* Task prompt:
For the listing below, give the count of lines containing the string "ffffff" and nothing else.

* Raw data:
****************************************

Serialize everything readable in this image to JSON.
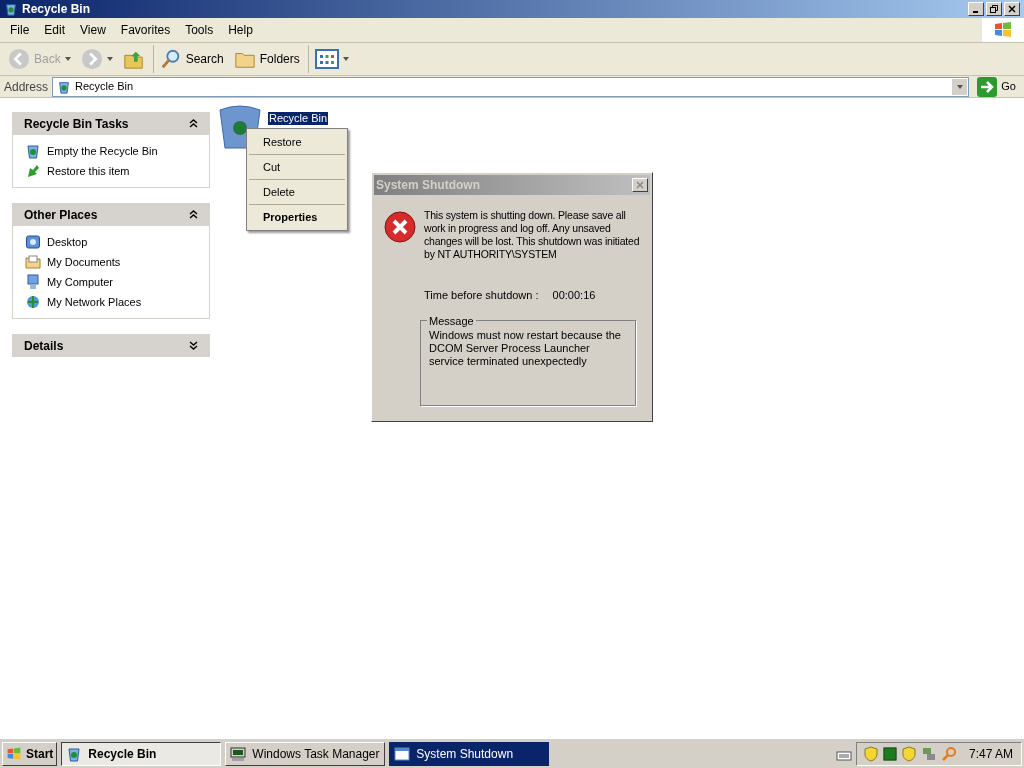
{
  "window": {
    "title": "Recycle Bin"
  },
  "menu": [
    "File",
    "Edit",
    "View",
    "Favorites",
    "Tools",
    "Help"
  ],
  "toolbar": [
    {
      "kind": "back",
      "label": "Back",
      "disabled": true
    },
    {
      "kind": "forward",
      "disabled": true
    },
    {
      "kind": "up"
    },
    {
      "kind": "search",
      "label": "Search"
    },
    {
      "kind": "folders",
      "label": "Folders"
    },
    {
      "kind": "views"
    }
  ],
  "address": {
    "label": "Address",
    "value": "Recycle Bin",
    "go": "Go"
  },
  "panels": [
    {
      "title": "Recycle Bin Tasks",
      "expanded": true,
      "items": [
        {
          "kind": "empty",
          "label": "Empty the Recycle Bin"
        },
        {
          "kind": "restore",
          "label": "Restore this item"
        }
      ]
    },
    {
      "title": "Other Places",
      "expanded": true,
      "items": [
        {
          "kind": "desktop",
          "label": "Desktop"
        },
        {
          "kind": "documents",
          "label": "My Documents"
        },
        {
          "kind": "computer",
          "label": "My Computer"
        },
        {
          "kind": "network",
          "label": "My Network Places"
        }
      ]
    },
    {
      "title": "Details",
      "expanded": false
    }
  ],
  "file_item": {
    "label": "Recycle Bin",
    "selected": true
  },
  "context_menu": [
    {
      "label": "Restore",
      "default": false
    },
    {
      "label": "Cut",
      "default": false
    },
    {
      "label": "Delete",
      "default": false
    },
    {
      "label": "Properties",
      "default": true
    }
  ],
  "dialog": {
    "title": "System Shutdown",
    "text": "This system is shutting down. Please save all work in progress and log off. Any unsaved changes will be lost. This shutdown was initiated by NT AUTHORITY\\SYSTEM",
    "time_label": "Time before shutdown :",
    "time_value": "00:00:16",
    "message_label": "Message",
    "message": "Windows must now restart because the DCOM Server Process Launcher service terminated unexpectedly"
  },
  "taskbar": {
    "start": "Start",
    "tasks": [
      {
        "kind": "recycle",
        "label": "Recycle Bin",
        "pressed": true,
        "selected": false
      },
      {
        "kind": "taskmgr",
        "label": "Windows Task Manager",
        "pressed": false,
        "selected": false
      },
      {
        "kind": "window",
        "label": "System Shutdown",
        "pressed": false,
        "selected": true
      }
    ],
    "clock": "7:47 AM"
  }
}
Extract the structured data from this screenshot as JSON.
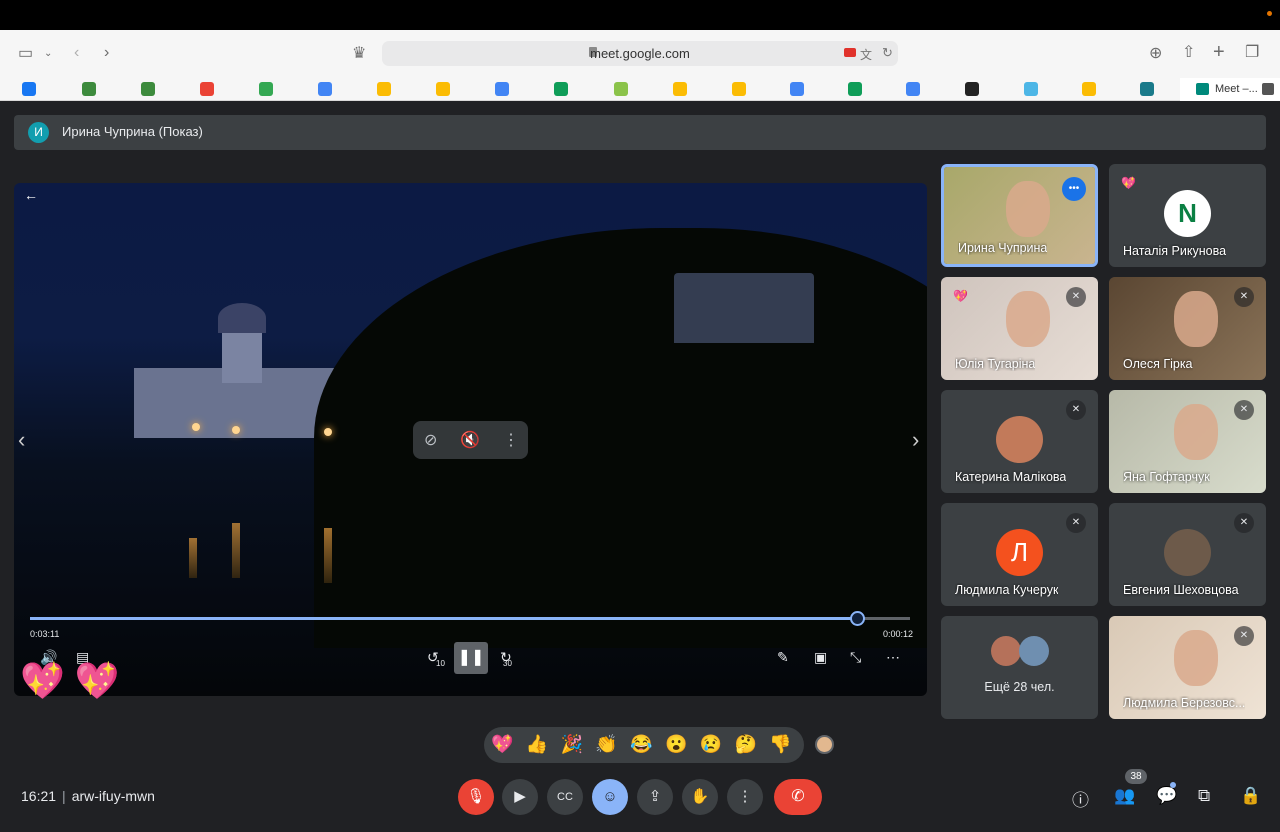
{
  "browser": {
    "url": "meet.google.com",
    "active_tab_label": "Meet –...",
    "bookmark_colors": [
      "#1877f2",
      "#3d8b3d",
      "#3d8b3d",
      "#ea4335",
      "#34a853",
      "#4285f4",
      "#fbbc04",
      "#fbbc04",
      "#4285f4",
      "#0f9d58",
      "#8bc34a",
      "#fbbc04",
      "#fbbc04",
      "#4285f4",
      "#0f9d58",
      "#4285f4",
      "#222222",
      "#4db6e6",
      "#fbbc04",
      "#1a7a8a"
    ]
  },
  "presenter": {
    "initial": "И",
    "label": "Ирина Чуприна (Показ)"
  },
  "video": {
    "elapsed": "0:03:11",
    "remaining": "0:00:12",
    "progress": 0.94,
    "rewind_label": "10",
    "forward_label": "30"
  },
  "participants": [
    {
      "name": "Ирина Чуприна",
      "speaking": true,
      "photo_colors": [
        "#a8a86a",
        "#c9b48f"
      ]
    },
    {
      "name": "Наталія Рикунова",
      "avatar_letter": "N",
      "avatar_color": "#ffffff",
      "reaction": "💖"
    },
    {
      "name": "Юлія Тугаріна",
      "muted": true,
      "reaction": "💖",
      "photo_colors": [
        "#cfc4bd",
        "#e7ddd5"
      ]
    },
    {
      "name": "Олеся Гірка",
      "muted": true,
      "photo_colors": [
        "#5a4632",
        "#8a7358"
      ]
    },
    {
      "name": "Катерина Малікова",
      "muted": true,
      "avatar_color": "#c27a5a"
    },
    {
      "name": "Яна Гофтарчук",
      "muted": true,
      "photo_colors": [
        "#b7b9a8",
        "#d8dccc"
      ]
    },
    {
      "name": "Людмила Кучерук",
      "muted": true,
      "avatar_letter": "Л",
      "avatar_color": "#f4511e"
    },
    {
      "name": "Евгения Шеховцова",
      "muted": true,
      "avatar_color": "#6d5a4a"
    },
    {
      "name": "Ещё 28 чел.",
      "group": true
    },
    {
      "name": "Людмила Березовс...",
      "muted": true,
      "photo_colors": [
        "#d9c9b6",
        "#efe3d5"
      ]
    }
  ],
  "reactions": [
    "💖",
    "👍",
    "🎉",
    "👏",
    "😂",
    "😮",
    "😢",
    "🤔",
    "👎"
  ],
  "meeting": {
    "time": "16:21",
    "code": "arw-ifuy-mwn",
    "people_count": "38"
  }
}
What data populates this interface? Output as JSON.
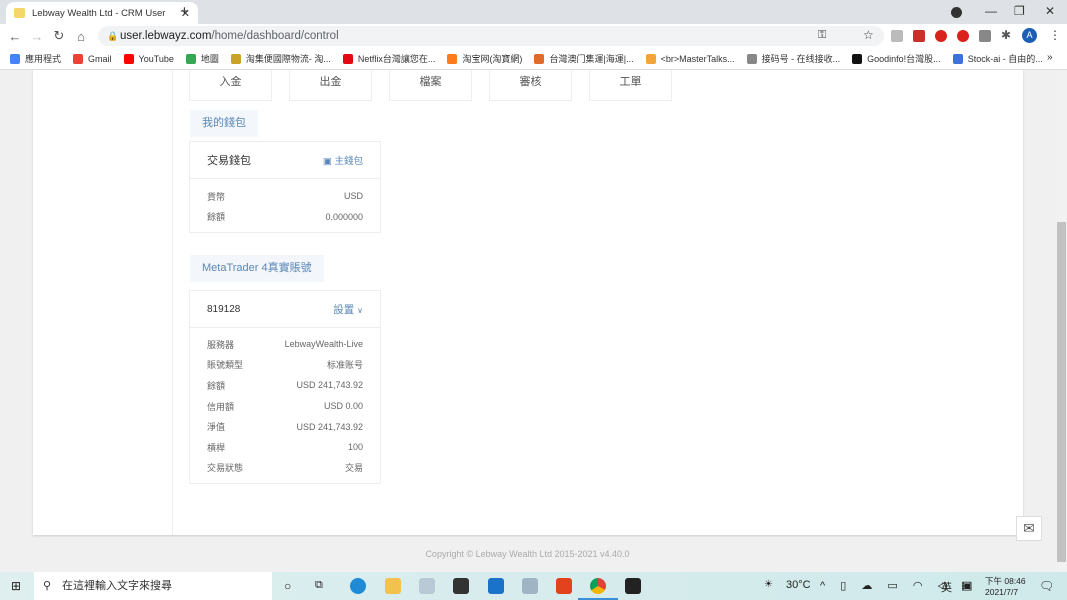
{
  "browser": {
    "tab_title": "Lebway Wealth Ltd - CRM User",
    "url_host": "user.lebwayz.com",
    "url_path": "/home/dashboard/control",
    "bookmarks": [
      {
        "label": "應用程式",
        "color": "#4285f4"
      },
      {
        "label": "Gmail",
        "color": "#ea4335"
      },
      {
        "label": "YouTube",
        "color": "#ff0000"
      },
      {
        "label": "地圖",
        "color": "#34a853"
      },
      {
        "label": "淘集便國際物流- 淘...",
        "color": "#c9a227"
      },
      {
        "label": "Netflix台灣讓您在...",
        "color": "#e50914"
      },
      {
        "label": "淘宝网(淘寶網)",
        "color": "#ff7a1a"
      },
      {
        "label": "台灣澳门集運|海運|...",
        "color": "#e06b2d"
      },
      {
        "label": "<br>MasterTalks...",
        "color": "#f2a33a"
      },
      {
        "label": "接码号 - 在线接收...",
        "color": "#888888"
      },
      {
        "label": "Goodinfo!台灣股...",
        "color": "#111111"
      },
      {
        "label": "Stock-ai - 自由的...",
        "color": "#3b73d6"
      }
    ],
    "more": "»",
    "avatar": "A"
  },
  "quick_actions": [
    "入金",
    "出金",
    "檔案",
    "審核",
    "工單"
  ],
  "wallet": {
    "section": "我的錢包",
    "title": "交易錢包",
    "link": "主錢包",
    "rows": [
      {
        "k": "貨幣",
        "v": "USD"
      },
      {
        "k": "餘額",
        "v": "0.000000"
      }
    ]
  },
  "mt4": {
    "section": "MetaTrader 4真實賬號",
    "account": "819128",
    "settings": "設置",
    "rows": [
      {
        "k": "服務器",
        "v": "LebwayWealth-Live"
      },
      {
        "k": "賬號類型",
        "v": "标准账号"
      },
      {
        "k": "餘額",
        "v": "USD 241,743.92"
      },
      {
        "k": "信用額",
        "v": "USD 0.00"
      },
      {
        "k": "淨值",
        "v": "USD 241,743.92"
      },
      {
        "k": "槓桿",
        "v": "100"
      },
      {
        "k": "交易狀態",
        "v": "交易"
      }
    ]
  },
  "footer": "Copyright © Lebway Wealth Ltd 2015-2021 v4.40.0",
  "taskbar": {
    "search_placeholder": "在這裡輸入文字來搜尋",
    "weather": "30°C",
    "ime": "英",
    "time": "下午 08:46",
    "date": "2021/7/7"
  }
}
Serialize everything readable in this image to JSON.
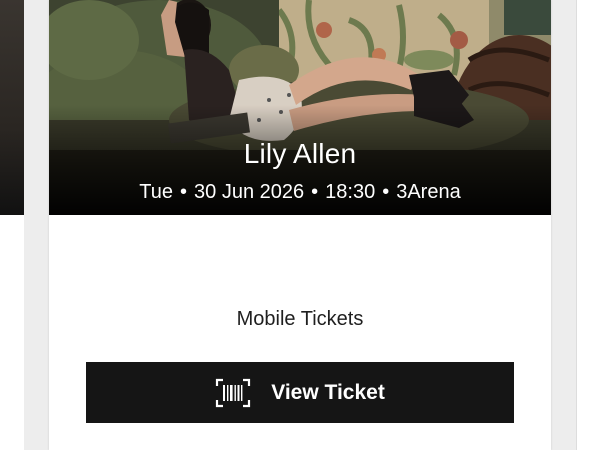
{
  "event": {
    "artist": "Lily Allen",
    "day": "Tue",
    "date": "30 Jun 2026",
    "time": "18:30",
    "venue": "3Arena",
    "separator": "•"
  },
  "tickets": {
    "type_label": "Mobile Tickets",
    "view_button_label": "View Ticket",
    "view_button_icon": "barcode-icon"
  },
  "colors": {
    "button_bg": "#151515",
    "button_text": "#ffffff",
    "card_bg": "#ffffff"
  }
}
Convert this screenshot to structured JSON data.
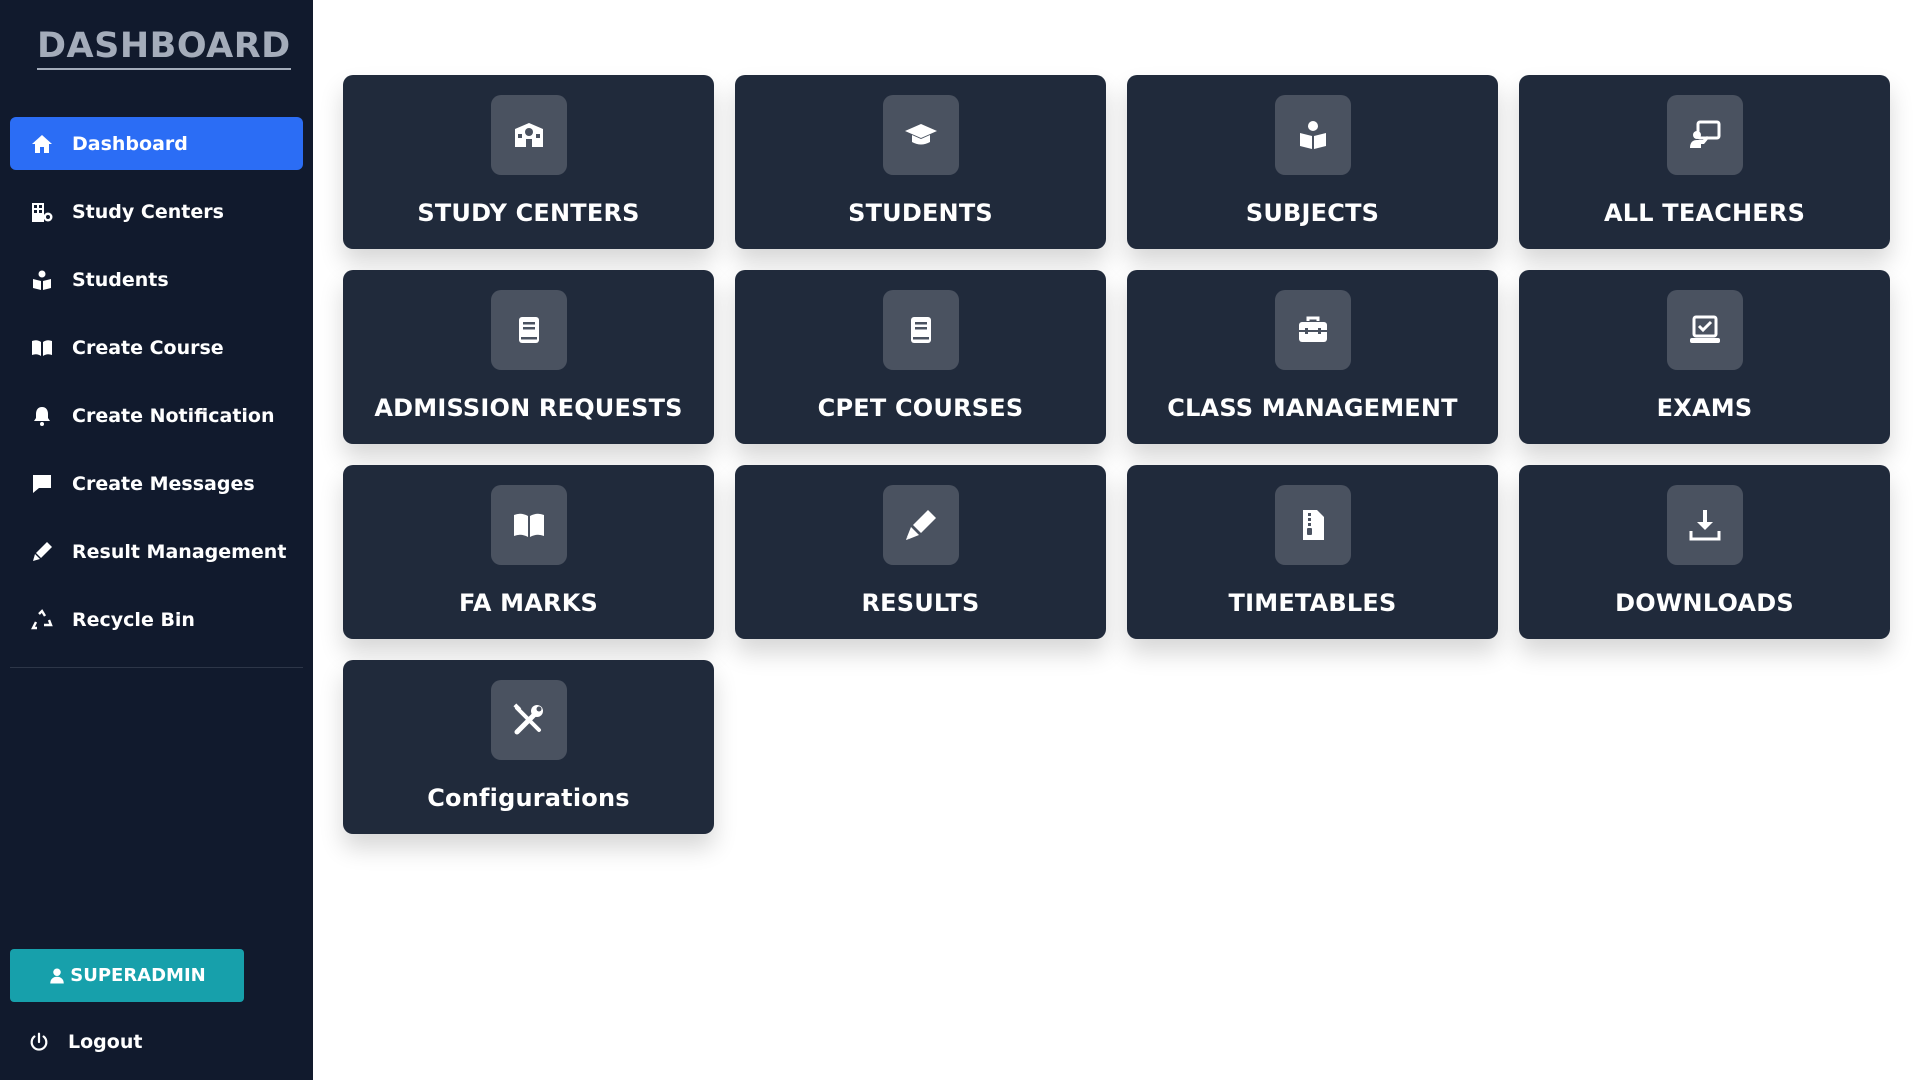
{
  "sidebar": {
    "brand": "DASHBOARD",
    "items": [
      {
        "label": "Dashboard",
        "icon": "home-icon",
        "active": true
      },
      {
        "label": "Study Centers",
        "icon": "building-icon",
        "active": false
      },
      {
        "label": "Students",
        "icon": "reader-icon",
        "active": false
      },
      {
        "label": "Create Course",
        "icon": "open-book-icon",
        "active": false
      },
      {
        "label": "Create Notification",
        "icon": "bell-icon",
        "active": false
      },
      {
        "label": "Create Messages",
        "icon": "message-icon",
        "active": false
      },
      {
        "label": "Result Management",
        "icon": "pen-icon",
        "active": false
      },
      {
        "label": "Recycle Bin",
        "icon": "recycle-icon",
        "active": false
      }
    ],
    "superadmin_label": "SUPERADMIN",
    "logout_label": "Logout"
  },
  "cards": [
    {
      "label": "STUDY CENTERS",
      "icon": "school-icon"
    },
    {
      "label": "STUDENTS",
      "icon": "graduation-cap-icon"
    },
    {
      "label": "SUBJECTS",
      "icon": "reader-icon"
    },
    {
      "label": "ALL TEACHERS",
      "icon": "teacher-icon"
    },
    {
      "label": "ADMISSION REQUESTS",
      "icon": "book-icon"
    },
    {
      "label": "CPET COURSES",
      "icon": "book-icon"
    },
    {
      "label": "CLASS MANAGEMENT",
      "icon": "toolbox-icon"
    },
    {
      "label": "EXAMS",
      "icon": "check-square-icon"
    },
    {
      "label": "FA MARKS",
      "icon": "open-book-icon"
    },
    {
      "label": "RESULTS",
      "icon": "marker-icon"
    },
    {
      "label": "TIMETABLES",
      "icon": "file-zipper-icon"
    },
    {
      "label": "DOWNLOADS",
      "icon": "download-icon"
    },
    {
      "label": "Configurations",
      "icon": "screwdriver-wrench-icon"
    }
  ],
  "colors": {
    "sidebar_bg": "#111a2d",
    "active_item": "#2b6df5",
    "card_bg": "#202a3b",
    "icon_tile": "#4a5260",
    "superadmin_bg": "#17a0ab",
    "brand_text": "#a4acba"
  }
}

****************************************

* Result of the exercise:
3